By Maria Popova
Books awaken us into living from the slumber of near-life. Books are lifelines of survival in inhumane times, building blocks of conscientious citizenship, reliquaries of the human spirit. What we read shapes not only what we become, but how we become.
That is what the wise and wonderful Anne Lamott explores in her lovely contribution to A Velocity of Being: Letters to a Young Reader (public library) — a labor of love eight years in the making, collecting 121 original illustrated letters to children about why we read and how books transform us from some of the most inspiring humans in our world: artists, writers, scientists, philosophers, entrepreneurs, musicians, and adventurers whose character has been shaped by a life of reading.
I really want you to hear what I am going to say, because I think it is the truth. Okay? I’ll make it fast.
If you love to read, or learn to love reading, you will have an amazing life. Period. Life will always have hardships, pressure, and incredibly annoying people, but books will make it all worthwhile. In books, you will find your North Star, and you will find you, which is why you are here.
Books are paper ships, to all the worlds, to ancient Egypt, outer space, eternity, into the childhood of your favorite musician, and — the most precious stunning journey of all — into your own heart, your own family, your own history and future and body.
Out of these flat almost two-dimensional boxes of paper will spring mountains, lions, concerts, galaxies, heroes. You will meet people who have been all but destroyed, who have risen up and will bring you with them. Books and stories are medicine, plaster casts for broken lives and hearts, slings for weakened spirits. And in reading, you will laugh harder than you ever imagined laughing, and this will be magic, heaven, and salvation.

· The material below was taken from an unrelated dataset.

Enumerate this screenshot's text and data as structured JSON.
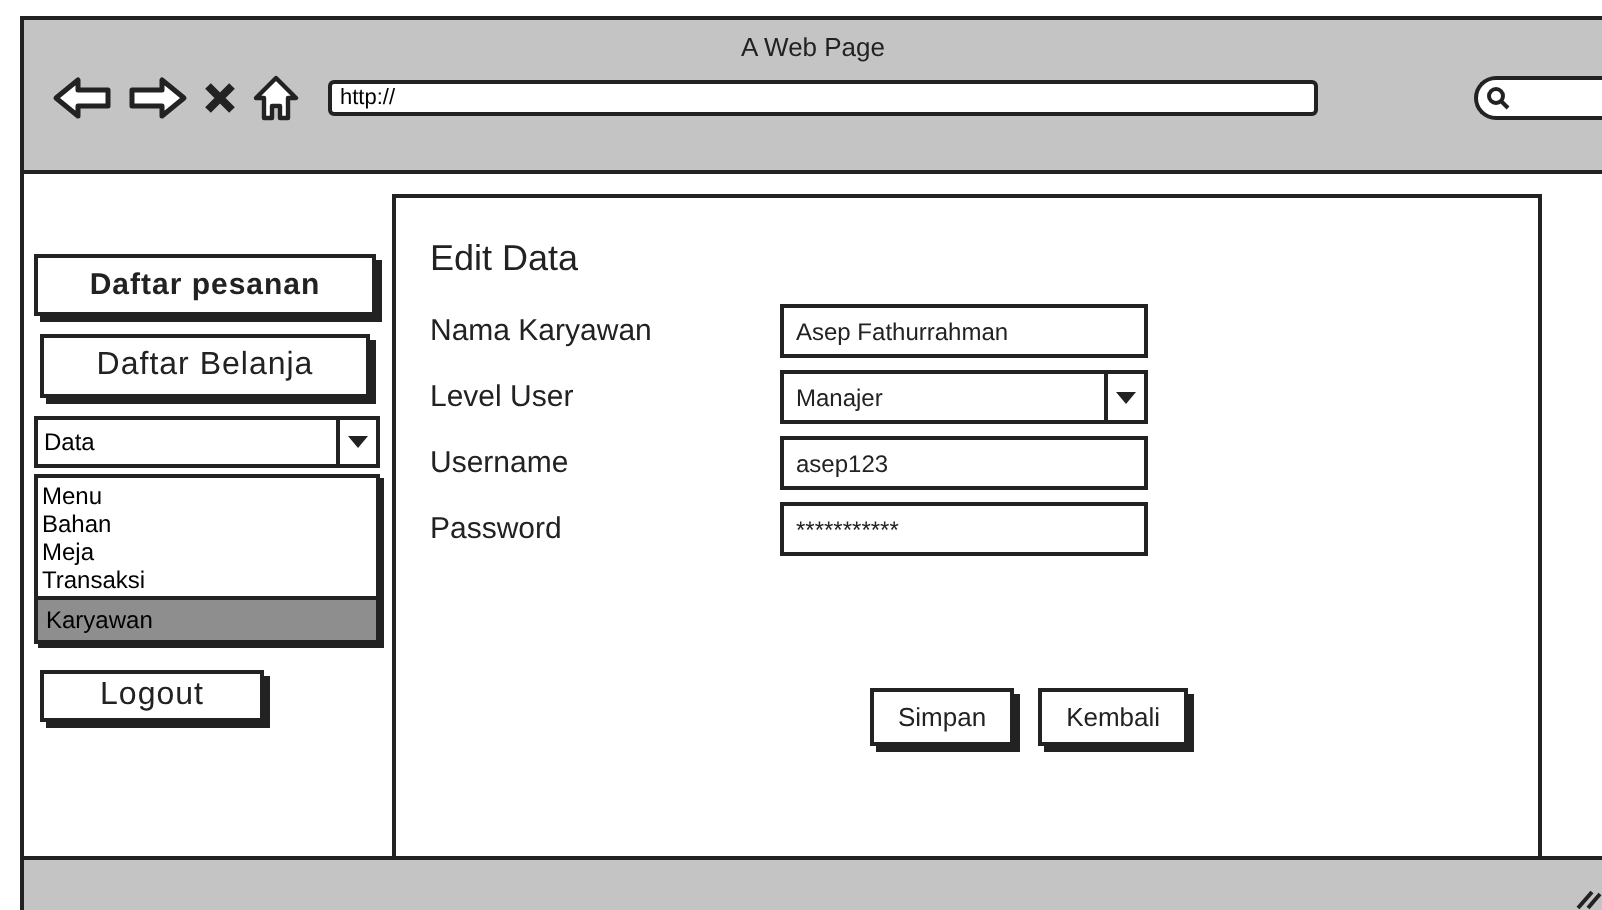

I promise.
Complement with other wondrous letters from A Velocity of Being by Rebecca Solnit, Jane Goodall, Alain de Botton, Debbie Millman, Jacqueline Woodson, Ursula K. Le Guin, Alexander Chee, Kevin Kelly, and 100-year-old Holocaust survivor Helen Fagin, then revisit Lamott on the relationship between brokenness and joy, finding meaning in a mad world, how perfectionism kills creativity, and her magnificent manifesto for calibrating existential priorities.
Published April 10, 2020